■ What the exercise asks ■
Find the lines below holding the word "Voucher" and copy each of them.

■ Data supplied ■
□ □ □ □

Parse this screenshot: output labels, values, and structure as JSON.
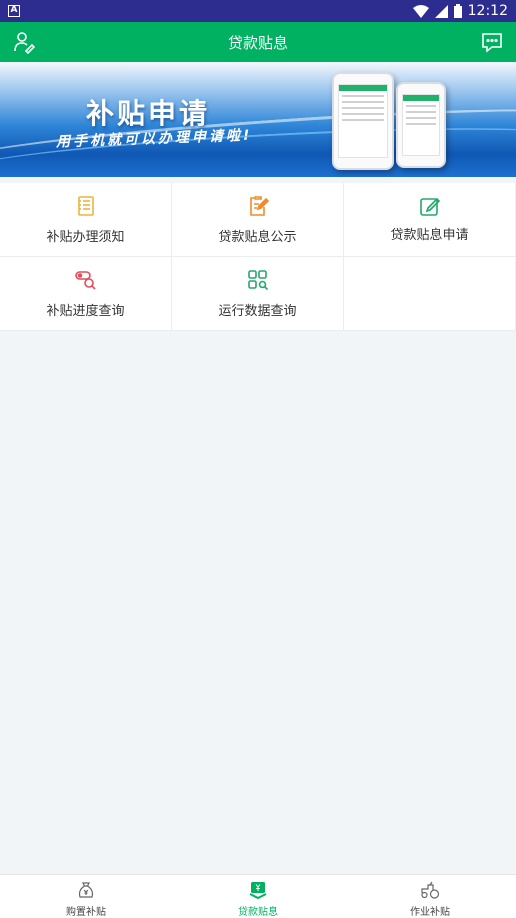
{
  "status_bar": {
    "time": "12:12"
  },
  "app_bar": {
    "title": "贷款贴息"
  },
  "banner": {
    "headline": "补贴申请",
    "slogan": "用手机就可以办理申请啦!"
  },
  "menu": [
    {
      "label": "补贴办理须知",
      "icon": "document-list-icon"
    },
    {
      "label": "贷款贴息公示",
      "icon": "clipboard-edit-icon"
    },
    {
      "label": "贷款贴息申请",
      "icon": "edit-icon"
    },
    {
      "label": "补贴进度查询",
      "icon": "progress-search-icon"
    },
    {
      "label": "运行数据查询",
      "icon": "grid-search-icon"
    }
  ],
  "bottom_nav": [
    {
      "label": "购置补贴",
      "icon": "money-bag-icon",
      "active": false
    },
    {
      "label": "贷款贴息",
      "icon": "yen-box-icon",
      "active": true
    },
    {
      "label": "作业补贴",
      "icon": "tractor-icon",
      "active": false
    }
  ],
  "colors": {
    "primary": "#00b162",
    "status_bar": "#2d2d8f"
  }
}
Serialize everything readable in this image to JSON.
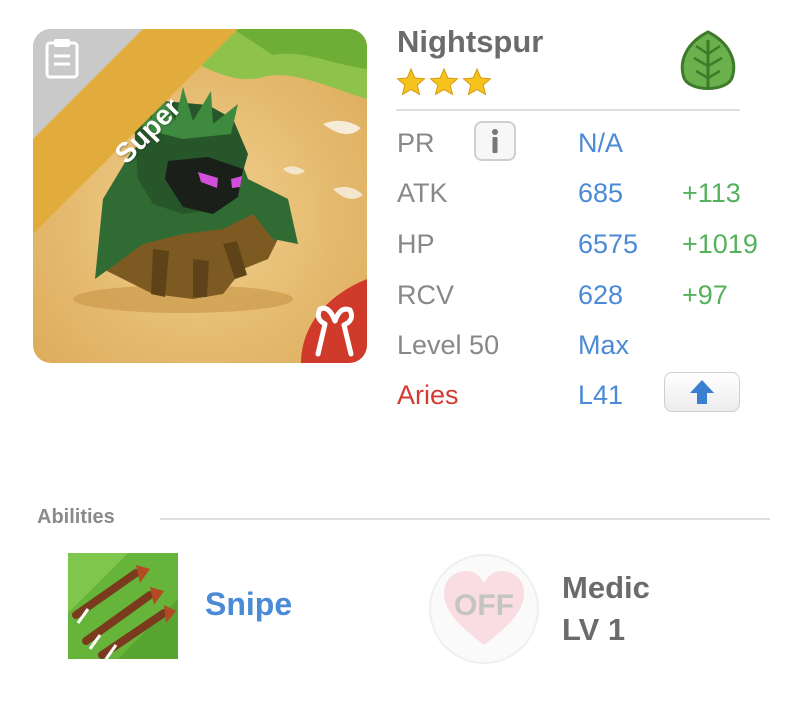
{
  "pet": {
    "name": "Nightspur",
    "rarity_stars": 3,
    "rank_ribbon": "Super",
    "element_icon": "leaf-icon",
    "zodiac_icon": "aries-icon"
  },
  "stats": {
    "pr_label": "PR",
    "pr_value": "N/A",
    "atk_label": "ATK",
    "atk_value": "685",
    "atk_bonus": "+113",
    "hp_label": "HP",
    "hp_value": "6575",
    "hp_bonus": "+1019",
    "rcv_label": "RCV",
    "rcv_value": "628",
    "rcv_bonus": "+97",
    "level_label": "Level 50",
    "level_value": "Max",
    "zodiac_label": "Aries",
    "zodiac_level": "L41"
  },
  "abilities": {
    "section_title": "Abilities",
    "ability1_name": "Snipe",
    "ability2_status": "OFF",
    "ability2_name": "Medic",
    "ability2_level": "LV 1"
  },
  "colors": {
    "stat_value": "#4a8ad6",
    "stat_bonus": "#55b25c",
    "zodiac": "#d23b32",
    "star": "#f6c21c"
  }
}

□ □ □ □

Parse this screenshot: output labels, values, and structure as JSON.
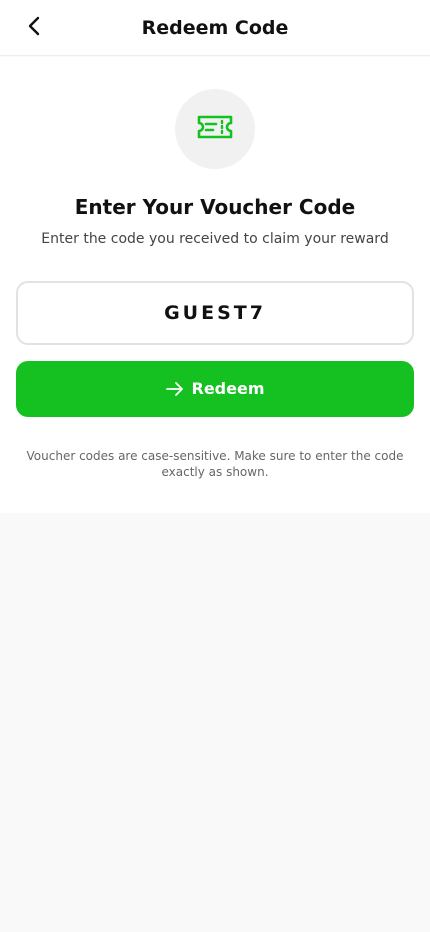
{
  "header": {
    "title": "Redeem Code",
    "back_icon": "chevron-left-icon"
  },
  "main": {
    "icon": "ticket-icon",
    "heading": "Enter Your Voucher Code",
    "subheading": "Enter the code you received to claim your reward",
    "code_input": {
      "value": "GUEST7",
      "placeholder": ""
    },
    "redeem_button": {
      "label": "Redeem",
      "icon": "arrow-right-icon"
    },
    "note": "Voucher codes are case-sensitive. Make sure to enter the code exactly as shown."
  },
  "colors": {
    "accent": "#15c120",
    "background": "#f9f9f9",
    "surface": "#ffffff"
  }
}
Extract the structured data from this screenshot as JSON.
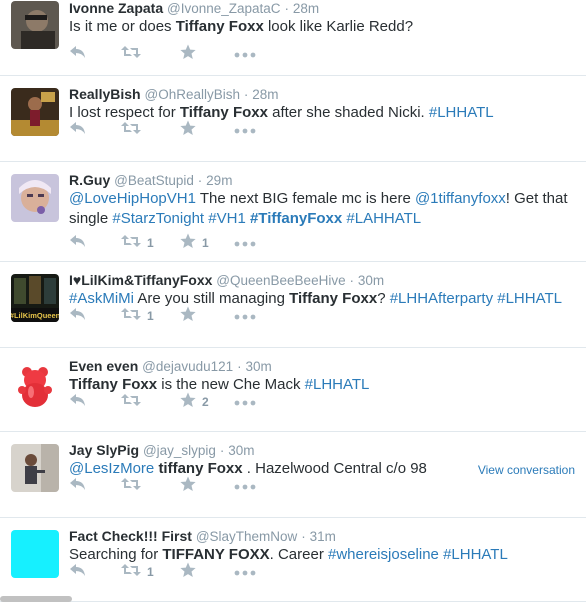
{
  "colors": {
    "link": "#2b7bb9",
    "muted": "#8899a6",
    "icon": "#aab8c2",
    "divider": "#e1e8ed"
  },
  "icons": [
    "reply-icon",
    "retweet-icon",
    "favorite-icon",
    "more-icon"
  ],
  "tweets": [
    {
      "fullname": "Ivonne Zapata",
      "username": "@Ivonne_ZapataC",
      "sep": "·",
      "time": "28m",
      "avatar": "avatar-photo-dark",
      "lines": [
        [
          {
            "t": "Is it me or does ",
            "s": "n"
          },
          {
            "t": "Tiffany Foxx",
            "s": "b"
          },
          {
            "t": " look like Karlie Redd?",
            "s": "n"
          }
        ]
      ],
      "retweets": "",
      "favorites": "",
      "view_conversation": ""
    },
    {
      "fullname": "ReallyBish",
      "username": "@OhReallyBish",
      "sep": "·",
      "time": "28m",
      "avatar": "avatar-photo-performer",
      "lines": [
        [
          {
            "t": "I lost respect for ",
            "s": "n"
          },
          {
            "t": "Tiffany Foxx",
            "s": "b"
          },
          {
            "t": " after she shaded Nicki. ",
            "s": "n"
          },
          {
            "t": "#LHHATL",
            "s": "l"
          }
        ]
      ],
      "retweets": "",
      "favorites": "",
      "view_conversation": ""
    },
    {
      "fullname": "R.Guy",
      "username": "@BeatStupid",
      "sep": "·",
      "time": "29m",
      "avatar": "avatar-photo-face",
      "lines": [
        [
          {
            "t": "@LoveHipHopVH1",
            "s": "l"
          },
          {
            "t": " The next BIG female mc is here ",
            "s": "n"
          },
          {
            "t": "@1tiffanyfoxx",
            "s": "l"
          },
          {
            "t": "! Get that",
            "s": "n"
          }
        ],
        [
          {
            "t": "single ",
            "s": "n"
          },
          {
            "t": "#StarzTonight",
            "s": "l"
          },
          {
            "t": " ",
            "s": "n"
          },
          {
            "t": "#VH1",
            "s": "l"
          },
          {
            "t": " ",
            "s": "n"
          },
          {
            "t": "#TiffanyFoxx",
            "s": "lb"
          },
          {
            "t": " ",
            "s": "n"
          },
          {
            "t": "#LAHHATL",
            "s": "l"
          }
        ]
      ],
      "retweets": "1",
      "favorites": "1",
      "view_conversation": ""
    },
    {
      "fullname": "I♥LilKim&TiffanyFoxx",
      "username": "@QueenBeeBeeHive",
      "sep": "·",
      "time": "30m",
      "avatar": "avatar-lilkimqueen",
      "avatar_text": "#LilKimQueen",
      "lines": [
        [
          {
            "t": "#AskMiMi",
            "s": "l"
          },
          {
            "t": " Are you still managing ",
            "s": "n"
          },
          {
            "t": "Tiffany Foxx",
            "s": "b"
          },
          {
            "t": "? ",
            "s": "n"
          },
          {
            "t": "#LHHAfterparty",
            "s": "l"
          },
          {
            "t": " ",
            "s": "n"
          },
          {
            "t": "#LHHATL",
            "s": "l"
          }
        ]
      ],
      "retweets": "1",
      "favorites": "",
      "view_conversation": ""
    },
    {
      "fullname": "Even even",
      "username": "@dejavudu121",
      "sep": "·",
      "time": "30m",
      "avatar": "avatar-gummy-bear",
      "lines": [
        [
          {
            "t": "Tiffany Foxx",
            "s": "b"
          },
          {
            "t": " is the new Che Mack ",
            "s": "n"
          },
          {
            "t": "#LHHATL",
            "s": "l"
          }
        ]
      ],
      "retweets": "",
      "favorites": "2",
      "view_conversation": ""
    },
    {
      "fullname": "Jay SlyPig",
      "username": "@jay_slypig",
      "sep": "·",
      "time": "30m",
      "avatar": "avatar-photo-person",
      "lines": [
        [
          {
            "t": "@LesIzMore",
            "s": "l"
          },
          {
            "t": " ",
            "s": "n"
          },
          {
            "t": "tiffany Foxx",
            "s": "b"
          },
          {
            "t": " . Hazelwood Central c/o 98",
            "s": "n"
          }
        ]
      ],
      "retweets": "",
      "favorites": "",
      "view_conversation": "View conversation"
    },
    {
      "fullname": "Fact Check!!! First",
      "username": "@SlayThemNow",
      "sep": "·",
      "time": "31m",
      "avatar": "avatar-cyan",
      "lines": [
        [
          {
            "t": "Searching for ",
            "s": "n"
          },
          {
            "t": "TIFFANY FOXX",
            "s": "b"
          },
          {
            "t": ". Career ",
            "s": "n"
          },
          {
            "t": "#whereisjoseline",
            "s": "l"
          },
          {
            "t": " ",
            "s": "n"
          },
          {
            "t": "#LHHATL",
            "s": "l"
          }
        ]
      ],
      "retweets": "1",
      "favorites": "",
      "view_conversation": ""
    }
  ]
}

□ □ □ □

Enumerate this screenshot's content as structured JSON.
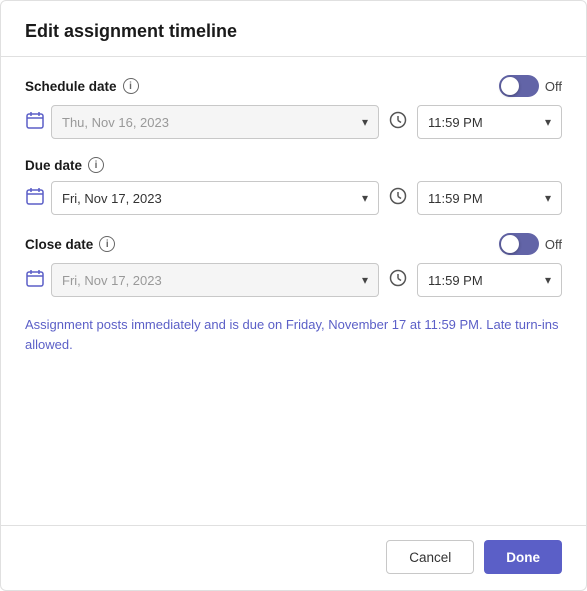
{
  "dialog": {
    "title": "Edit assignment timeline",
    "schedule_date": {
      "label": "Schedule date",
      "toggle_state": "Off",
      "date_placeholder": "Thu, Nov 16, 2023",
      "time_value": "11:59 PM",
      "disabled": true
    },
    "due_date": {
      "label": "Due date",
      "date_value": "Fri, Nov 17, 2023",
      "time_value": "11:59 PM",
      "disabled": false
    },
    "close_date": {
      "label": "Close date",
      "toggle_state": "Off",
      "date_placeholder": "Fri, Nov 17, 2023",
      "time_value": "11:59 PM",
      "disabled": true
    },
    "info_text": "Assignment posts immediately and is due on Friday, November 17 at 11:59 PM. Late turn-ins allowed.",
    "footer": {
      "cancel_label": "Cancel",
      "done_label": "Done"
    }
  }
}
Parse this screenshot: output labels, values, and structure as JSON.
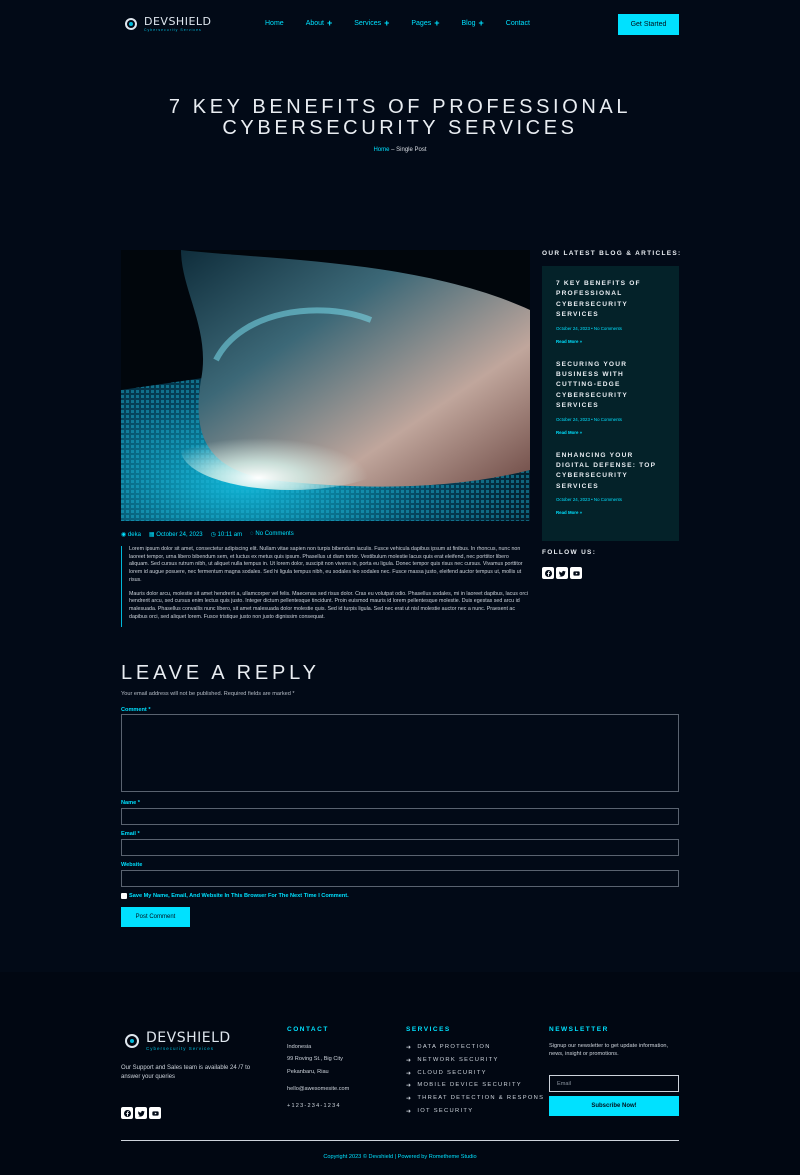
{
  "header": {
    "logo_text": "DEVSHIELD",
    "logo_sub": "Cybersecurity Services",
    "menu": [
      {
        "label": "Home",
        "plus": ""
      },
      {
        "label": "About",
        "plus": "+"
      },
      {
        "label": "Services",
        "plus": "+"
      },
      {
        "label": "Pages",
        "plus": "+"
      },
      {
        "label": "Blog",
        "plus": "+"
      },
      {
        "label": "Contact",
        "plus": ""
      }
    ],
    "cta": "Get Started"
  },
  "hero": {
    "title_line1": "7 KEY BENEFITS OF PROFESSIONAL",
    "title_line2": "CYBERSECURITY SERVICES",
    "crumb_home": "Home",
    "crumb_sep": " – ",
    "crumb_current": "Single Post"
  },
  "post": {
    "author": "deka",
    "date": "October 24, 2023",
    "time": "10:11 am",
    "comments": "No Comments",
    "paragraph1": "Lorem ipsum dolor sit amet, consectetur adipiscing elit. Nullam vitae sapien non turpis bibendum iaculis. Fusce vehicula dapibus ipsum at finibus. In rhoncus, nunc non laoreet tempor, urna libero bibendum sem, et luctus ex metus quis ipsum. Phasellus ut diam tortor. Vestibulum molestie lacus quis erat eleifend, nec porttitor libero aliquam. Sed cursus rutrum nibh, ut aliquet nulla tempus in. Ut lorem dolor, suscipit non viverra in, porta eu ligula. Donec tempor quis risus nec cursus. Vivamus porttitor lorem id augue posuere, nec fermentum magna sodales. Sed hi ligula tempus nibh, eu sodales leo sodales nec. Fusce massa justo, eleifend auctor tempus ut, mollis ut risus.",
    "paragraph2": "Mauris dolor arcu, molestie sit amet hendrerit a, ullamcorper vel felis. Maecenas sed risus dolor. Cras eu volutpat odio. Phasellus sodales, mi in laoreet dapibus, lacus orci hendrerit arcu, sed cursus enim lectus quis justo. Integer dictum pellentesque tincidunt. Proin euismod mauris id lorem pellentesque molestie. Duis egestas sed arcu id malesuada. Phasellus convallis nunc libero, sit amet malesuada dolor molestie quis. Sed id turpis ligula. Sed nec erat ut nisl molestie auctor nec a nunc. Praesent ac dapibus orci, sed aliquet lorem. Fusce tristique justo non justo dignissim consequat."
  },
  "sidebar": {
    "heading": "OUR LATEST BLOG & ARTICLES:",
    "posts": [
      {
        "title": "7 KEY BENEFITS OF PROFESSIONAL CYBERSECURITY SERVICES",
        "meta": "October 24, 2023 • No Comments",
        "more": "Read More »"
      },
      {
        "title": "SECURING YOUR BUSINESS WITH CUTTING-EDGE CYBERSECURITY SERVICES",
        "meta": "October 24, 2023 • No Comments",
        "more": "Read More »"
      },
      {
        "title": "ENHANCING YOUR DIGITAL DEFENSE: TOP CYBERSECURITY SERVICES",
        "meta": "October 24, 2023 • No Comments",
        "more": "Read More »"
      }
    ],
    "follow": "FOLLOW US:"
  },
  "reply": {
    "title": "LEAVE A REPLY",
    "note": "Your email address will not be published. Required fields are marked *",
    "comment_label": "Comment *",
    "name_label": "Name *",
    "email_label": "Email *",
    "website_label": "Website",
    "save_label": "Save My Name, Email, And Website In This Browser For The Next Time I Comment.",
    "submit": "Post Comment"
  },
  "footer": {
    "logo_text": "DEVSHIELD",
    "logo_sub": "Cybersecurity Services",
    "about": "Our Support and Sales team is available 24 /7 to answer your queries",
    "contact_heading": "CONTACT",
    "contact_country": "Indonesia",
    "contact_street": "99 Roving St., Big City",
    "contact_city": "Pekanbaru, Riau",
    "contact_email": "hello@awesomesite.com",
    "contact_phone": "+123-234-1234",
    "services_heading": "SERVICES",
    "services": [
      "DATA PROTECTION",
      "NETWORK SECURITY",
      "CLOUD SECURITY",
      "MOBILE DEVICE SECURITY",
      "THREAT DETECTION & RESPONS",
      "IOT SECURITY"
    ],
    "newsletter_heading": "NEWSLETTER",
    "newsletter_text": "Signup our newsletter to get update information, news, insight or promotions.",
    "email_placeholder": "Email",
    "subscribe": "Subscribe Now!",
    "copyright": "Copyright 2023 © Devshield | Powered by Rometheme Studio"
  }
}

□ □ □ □

■ Written reply ■
    "heading": "Enter Your Voucher Code",
    "note": "Voucher codes are case-sensitive. Make sure to enter the code exactly as shown."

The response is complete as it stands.